There are several benefits of volunteering. The first and most obvious benefit to volunteerism is the satisfaction you get from making a difference in other people’s lives and in the community. Because of the service you impart, you not only improve the lives of others, you also get to improve our own. As a volunteer, you get to meet more people who share common interests and widen your support group. You get to practice your social skills and become more confident in meeting and conversing with others. You get a jumpstart in developing certain office skills such as communication, teamwork, problem solving, and planning projects. You can even use your experience as a volunteer in your CV, helping you get the job you want.

While the social and professional benefits of volunteering alone make it worth anyone’s while, research has shown that there are also numerous health benefits brought about by being a volunteer. One of the health benefits of volunteering is greater life satisfaction and lower risk of depression. Because you get a personal sense of purpose as well as a sense of accomplishment in helping others, you reduce your stress levels and feel happier about your life and yourself. This is particularly true for Baby Boomers who volunteer. One study showed that people who became volunteers after having heart attacks felt less despairing and depressed about life which helps lower their mortality rate.  Volunteers have reported to feeling more optimistic, more motivated, and more satisfied with where their life is going. Aside from higher levels of happiness, you also get higher levels of self-esteem and a sense of control over your life.
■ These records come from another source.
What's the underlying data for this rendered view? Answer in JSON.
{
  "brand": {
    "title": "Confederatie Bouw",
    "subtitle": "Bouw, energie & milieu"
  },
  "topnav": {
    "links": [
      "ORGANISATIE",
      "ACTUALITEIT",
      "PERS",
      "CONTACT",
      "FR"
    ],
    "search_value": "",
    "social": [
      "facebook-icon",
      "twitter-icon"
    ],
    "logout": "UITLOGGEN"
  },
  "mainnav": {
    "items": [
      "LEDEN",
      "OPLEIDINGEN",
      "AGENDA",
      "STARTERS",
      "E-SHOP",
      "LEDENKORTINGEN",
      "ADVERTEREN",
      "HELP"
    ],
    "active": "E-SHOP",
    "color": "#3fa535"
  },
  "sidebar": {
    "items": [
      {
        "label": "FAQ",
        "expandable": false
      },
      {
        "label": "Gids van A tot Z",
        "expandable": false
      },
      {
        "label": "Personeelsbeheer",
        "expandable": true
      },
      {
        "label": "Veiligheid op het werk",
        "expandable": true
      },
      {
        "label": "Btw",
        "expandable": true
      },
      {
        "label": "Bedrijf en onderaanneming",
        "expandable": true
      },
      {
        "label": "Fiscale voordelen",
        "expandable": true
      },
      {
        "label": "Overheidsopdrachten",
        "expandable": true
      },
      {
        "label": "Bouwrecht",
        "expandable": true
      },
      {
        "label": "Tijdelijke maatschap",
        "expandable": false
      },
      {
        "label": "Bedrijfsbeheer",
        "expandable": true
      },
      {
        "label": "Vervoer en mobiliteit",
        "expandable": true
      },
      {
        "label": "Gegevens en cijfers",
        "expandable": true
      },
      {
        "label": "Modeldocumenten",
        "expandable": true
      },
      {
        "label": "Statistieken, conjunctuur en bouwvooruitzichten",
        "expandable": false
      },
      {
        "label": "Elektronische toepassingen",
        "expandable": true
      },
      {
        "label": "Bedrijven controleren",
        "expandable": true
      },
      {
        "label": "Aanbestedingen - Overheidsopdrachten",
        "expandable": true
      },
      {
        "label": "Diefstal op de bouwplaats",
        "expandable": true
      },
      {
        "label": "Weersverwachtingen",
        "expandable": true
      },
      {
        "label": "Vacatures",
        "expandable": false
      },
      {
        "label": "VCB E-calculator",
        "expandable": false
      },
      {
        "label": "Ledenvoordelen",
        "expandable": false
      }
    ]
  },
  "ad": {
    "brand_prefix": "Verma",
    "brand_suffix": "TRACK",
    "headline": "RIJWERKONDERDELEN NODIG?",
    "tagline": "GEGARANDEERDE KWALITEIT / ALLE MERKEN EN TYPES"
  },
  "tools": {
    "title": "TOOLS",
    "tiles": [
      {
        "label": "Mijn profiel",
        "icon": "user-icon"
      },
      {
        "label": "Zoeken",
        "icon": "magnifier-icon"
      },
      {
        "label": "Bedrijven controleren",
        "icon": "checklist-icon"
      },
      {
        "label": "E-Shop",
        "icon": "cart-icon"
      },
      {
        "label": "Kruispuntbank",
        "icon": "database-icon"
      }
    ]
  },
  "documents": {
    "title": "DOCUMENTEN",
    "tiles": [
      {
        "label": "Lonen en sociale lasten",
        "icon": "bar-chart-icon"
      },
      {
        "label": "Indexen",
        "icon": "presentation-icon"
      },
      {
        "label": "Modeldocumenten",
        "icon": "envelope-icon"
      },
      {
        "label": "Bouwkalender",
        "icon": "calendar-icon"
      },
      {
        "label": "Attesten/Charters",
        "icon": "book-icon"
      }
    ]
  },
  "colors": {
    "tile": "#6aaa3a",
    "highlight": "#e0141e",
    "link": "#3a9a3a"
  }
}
Research has also shown that volunteering can help prevent poor health. Volunteers who start early are said to develop greater functional ability and better health in their older years. Aside from this, volunteers also have lower mortality rates. This means that people who volunteer often live longer than those who don’t, even when factors such as gender, physical health, and socioeconomic status are taken into account.Benefits Of Volunteering

Through another study, there was a strong correlation shown between the number of volunteers in the state and the population’s physical health. It was found that the more volunteers found within a state, the healthier the population was. Mortality rates were found to be much lower as well as the occurrence of heart disease. States which had a lower volunteer rate experienced more health problems among its population.

One surprising benefit of volunteering is having a healthier BMI or Body Mass Index. A greater deal of volunteers were found to have an average BMI and only a low percentage of them were found to be obese in comparison to people who didn’t volunteer. This can be attributed to the fact that volunteering involves being active and performing certain physical activities that lead to a healthier lifestyle.

With all these health benefits of volunteering, it’s no wonder that more and more Americans are choosing to serve others. As research has proven, doing good is good for you.